The project became effective on 20 August 2012. During the project implementation, project information will be communicated through public consultation and information disclosure mechanism in ADB's and government's website, meetings, interviews, focus group discussions, and community consultation meetings, in accordance with ADB's requirements of information disclosure policy.
Environment. During the project preparation, comments and responses from the public have been finalized in the EIA documents. Future public consultation will include involvement in monitoring impacts and mitigation measures during the construction and operation stages; evaluating environmental and economic benefits and social impacts; and interviewing the public after the project is completed. The city EPBs maintain hotlines for environmental complaints, which will also be made available for continued public inputs for the project. The Grievance Redress Mechanism described in the section VII para. 10 will be maintained by GPMO and the PICs throughout project implementation to ensure that public complaints related to environmental issues will be timely addressed and solved.
Resettlement. All of the affected persons (APs) and municipal governments have been involved in the project impact and social-economic survey. Through meetings, interviews, focus group discussions, public consultation workshops, and community consultation meetings, local representatives have participated in the planning and concerns have been integrated into the RPs. Before implementation, the GPMO, the city PMOs, and the PICs will further discuss and consult with the representatives of the APs the impacts and detailed compensation plan to ensure APs' interests are protected and to provide employment opportunities for the APs' livelihoods as a result of project implementation. GPMO and the city PMOs have disclosed the RPs in offices and to affected people in the local language. The RPs have been posted on the ADB website since 25 January 2011. Resettlement information booklets have also been distributed to affected households. This booklet contains information such as the affected project area, proposed land acquisition and relocation implementation progress and procedure, compensation standards for land acquisition, relocation assistance and livelihood restoration strategy. The respective PICs have established project resettlement units for supervision of implementation, continued public consultation, monitoring of progress, and response to grievances. The grievance redress procedures have been established and explanations are included in the resettlement information booklets.
GAP and SAP. Consultations with communities will take place at different points in the preparation and implementation of the GAP and SAP within the subprojects, and will be designed not only to inform people about the subproject or specific activities related to its preparation and implementation, but also to enable people in the community to ask questions, make suggestions, state preferences and express concerns. Special attention will be made for the participation of women and any other vulnerable groups, such as the poor. The GAP and SAP indicators are monitored and reported annually through consolidated annual reports and verified by external resettlement and social monitoring reports.
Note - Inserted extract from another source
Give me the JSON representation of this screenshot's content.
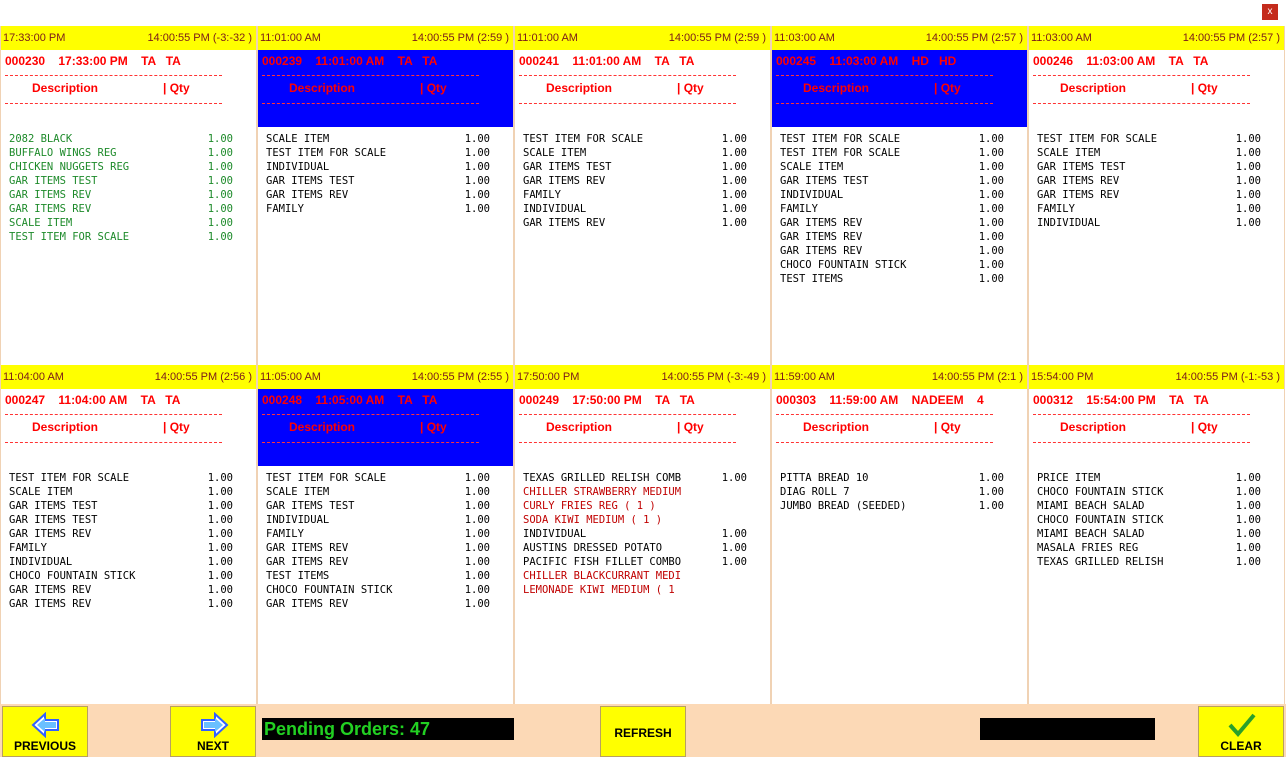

These reports will be disclosed to the public.
Public disclosure of all project documents will be undertaken through the city PMOs, and on the ADB website including the project information document (PID), DMF, Consolidated EIA, RPs, and the Report and Recommendation of the President (RRP). Disclosure of semi-annual external resettlement and social monitoring report, and semi-annual environmental reports will be undertaken during project implementation.